For those lucky enough to have procured samples from the disappearing ecosystems of the Arctic, those materials have taken on a new significance.
In Quebec City, Thaler analyzes small amounts of freshwater drawn during a 2016 excursion to Milne Fjord’s epishelf lake. The lake is no more, but the samples teem with life. Thaler goes through each one, trapping bacteria, viruses, and other microbial DNA in filters.
“We had looked at other parts of the Milne Epishelf Lake’s ecosystem but never the viruses,” she said. “Because it’s so dark, cold, and poor in nutrients, most of what’s in the lake is tiny microscopic life — so viruses can make huge differences in which species are going to thrive.
Thaler and her team found that in terms of viruses, the lake had been 25 percent more abundant and diverse compared to the marine layer beneath.
“Everything that is going on in terms of photosynthesis, respiration, and releasing carbon is actually being driven by this microscopic community,” she said. “We wanted to know, are there species or genetic codes or different traits that are only found in this one lake?

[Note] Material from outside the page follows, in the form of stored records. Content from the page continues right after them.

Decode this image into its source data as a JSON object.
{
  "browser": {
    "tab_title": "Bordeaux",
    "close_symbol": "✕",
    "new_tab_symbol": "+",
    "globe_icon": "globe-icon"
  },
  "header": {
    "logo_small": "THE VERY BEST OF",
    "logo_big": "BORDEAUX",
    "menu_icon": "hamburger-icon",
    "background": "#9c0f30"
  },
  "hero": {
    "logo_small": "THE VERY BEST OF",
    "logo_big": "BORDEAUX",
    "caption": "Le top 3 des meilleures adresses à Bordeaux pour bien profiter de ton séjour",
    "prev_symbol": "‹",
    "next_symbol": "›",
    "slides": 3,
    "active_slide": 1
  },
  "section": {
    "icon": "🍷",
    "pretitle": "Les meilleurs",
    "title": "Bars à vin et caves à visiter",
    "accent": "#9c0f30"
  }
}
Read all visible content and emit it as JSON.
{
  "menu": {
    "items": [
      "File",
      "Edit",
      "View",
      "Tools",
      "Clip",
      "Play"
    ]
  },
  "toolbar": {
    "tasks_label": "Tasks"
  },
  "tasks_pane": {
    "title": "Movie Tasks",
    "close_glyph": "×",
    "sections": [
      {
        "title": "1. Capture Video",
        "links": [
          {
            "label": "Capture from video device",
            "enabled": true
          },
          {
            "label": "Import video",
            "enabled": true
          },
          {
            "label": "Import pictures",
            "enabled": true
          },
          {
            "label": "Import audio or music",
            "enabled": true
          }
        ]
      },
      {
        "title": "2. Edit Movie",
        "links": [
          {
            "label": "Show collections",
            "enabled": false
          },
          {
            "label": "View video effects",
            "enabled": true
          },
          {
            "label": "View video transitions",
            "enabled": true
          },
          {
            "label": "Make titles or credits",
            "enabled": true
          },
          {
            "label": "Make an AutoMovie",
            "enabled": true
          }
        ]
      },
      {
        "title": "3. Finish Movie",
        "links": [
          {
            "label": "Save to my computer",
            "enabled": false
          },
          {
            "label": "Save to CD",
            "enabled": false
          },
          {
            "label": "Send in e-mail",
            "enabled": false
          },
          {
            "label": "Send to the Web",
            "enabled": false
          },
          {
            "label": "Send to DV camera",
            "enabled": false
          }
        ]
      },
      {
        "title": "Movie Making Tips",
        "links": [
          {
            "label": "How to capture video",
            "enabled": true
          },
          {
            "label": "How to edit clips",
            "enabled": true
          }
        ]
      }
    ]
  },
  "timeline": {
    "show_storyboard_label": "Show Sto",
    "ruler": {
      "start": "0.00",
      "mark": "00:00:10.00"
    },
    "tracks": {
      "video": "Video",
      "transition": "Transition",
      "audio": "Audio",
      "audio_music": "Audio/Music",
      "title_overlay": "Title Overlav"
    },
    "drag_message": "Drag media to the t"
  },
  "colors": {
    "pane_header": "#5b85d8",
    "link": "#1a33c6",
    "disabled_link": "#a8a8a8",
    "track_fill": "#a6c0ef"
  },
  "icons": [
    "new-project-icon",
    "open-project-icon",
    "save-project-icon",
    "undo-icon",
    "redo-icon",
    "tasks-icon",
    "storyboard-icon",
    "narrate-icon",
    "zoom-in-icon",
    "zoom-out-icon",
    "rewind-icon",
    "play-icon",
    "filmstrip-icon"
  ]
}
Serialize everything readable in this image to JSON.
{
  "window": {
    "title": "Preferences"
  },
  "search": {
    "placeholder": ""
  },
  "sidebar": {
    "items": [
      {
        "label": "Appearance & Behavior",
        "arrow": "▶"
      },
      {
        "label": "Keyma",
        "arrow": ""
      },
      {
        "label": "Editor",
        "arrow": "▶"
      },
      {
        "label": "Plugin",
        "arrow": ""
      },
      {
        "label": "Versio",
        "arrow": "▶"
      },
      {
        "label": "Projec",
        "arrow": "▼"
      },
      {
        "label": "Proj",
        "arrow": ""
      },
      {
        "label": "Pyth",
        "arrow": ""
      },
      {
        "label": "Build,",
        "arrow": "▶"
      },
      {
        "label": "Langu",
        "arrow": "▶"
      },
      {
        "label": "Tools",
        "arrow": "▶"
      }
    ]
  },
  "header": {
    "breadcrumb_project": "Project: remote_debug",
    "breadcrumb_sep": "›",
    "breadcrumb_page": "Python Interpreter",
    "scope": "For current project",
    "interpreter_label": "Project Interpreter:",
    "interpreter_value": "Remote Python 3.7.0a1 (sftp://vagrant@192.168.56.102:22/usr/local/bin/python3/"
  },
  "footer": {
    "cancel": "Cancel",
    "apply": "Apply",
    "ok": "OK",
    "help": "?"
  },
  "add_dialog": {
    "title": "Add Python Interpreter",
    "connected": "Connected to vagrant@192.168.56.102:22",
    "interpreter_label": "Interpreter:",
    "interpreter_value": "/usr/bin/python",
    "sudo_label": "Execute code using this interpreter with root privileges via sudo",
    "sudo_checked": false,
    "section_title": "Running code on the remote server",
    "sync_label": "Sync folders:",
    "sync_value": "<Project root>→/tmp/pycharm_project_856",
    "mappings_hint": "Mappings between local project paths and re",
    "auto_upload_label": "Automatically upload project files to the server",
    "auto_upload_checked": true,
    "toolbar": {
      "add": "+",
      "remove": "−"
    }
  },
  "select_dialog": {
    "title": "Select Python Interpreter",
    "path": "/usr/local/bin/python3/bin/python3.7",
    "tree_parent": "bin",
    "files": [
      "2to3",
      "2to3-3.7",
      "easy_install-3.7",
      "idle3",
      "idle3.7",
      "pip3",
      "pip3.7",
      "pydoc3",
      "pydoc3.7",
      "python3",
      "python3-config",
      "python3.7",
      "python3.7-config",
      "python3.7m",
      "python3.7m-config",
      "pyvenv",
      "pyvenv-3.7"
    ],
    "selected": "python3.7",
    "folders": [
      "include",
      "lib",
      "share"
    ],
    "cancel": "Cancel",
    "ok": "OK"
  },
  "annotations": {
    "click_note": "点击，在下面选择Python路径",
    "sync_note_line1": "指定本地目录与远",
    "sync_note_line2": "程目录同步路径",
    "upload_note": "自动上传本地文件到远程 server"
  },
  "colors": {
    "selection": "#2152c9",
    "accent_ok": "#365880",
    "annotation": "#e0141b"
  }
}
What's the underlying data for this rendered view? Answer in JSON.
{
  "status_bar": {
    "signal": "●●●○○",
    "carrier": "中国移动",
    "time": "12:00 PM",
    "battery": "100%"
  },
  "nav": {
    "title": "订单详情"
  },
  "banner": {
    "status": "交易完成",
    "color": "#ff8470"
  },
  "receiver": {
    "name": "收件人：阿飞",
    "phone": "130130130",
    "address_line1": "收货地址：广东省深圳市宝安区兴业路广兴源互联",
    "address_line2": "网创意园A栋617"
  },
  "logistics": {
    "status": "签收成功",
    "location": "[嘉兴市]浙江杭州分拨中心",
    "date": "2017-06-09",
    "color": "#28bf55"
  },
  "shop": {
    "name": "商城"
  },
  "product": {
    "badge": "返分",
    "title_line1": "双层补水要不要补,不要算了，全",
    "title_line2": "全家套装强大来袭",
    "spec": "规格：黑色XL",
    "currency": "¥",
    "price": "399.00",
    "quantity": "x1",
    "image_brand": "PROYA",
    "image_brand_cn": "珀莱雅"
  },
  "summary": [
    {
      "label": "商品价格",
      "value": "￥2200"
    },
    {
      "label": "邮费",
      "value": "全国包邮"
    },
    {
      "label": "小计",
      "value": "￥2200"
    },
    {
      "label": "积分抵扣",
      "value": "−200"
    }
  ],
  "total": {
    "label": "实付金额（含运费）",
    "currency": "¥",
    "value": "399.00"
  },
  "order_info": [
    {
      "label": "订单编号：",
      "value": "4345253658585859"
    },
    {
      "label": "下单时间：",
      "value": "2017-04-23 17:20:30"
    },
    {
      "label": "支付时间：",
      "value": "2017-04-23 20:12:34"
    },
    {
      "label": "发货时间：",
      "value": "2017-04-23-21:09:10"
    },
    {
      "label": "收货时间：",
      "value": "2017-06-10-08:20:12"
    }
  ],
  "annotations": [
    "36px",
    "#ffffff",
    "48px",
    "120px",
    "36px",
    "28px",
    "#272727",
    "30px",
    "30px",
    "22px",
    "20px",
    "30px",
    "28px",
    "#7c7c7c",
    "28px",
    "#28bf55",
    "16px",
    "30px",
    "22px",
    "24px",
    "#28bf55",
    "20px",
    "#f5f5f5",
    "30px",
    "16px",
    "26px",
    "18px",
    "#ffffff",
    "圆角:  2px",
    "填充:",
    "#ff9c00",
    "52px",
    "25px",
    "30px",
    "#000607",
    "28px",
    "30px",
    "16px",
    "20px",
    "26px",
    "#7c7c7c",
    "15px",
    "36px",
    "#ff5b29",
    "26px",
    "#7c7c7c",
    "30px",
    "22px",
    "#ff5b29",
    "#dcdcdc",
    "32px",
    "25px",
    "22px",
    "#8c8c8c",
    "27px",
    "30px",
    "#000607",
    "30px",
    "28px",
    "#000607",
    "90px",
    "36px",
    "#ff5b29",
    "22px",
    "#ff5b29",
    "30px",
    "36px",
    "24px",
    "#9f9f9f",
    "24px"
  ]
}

Now, anything that was unique or special about it has been lost forever.”
Much like the journal entries from 1875, the lake’s samples offer a glimpse into the ecosystems of the past – a historic snapshot of a bygone world. For his part, Mueller thinks back on his work at Milne Fjord with a feeling of apprehension and urgency — but also hope.
“It’s an environment that is stunningly beautiful and rather unique. It would be nice to fully characterize it and understand it before it’s lost forever,” he said. “There’s no local solution to any of this – it’s a global problem, so we need global changes to address this.”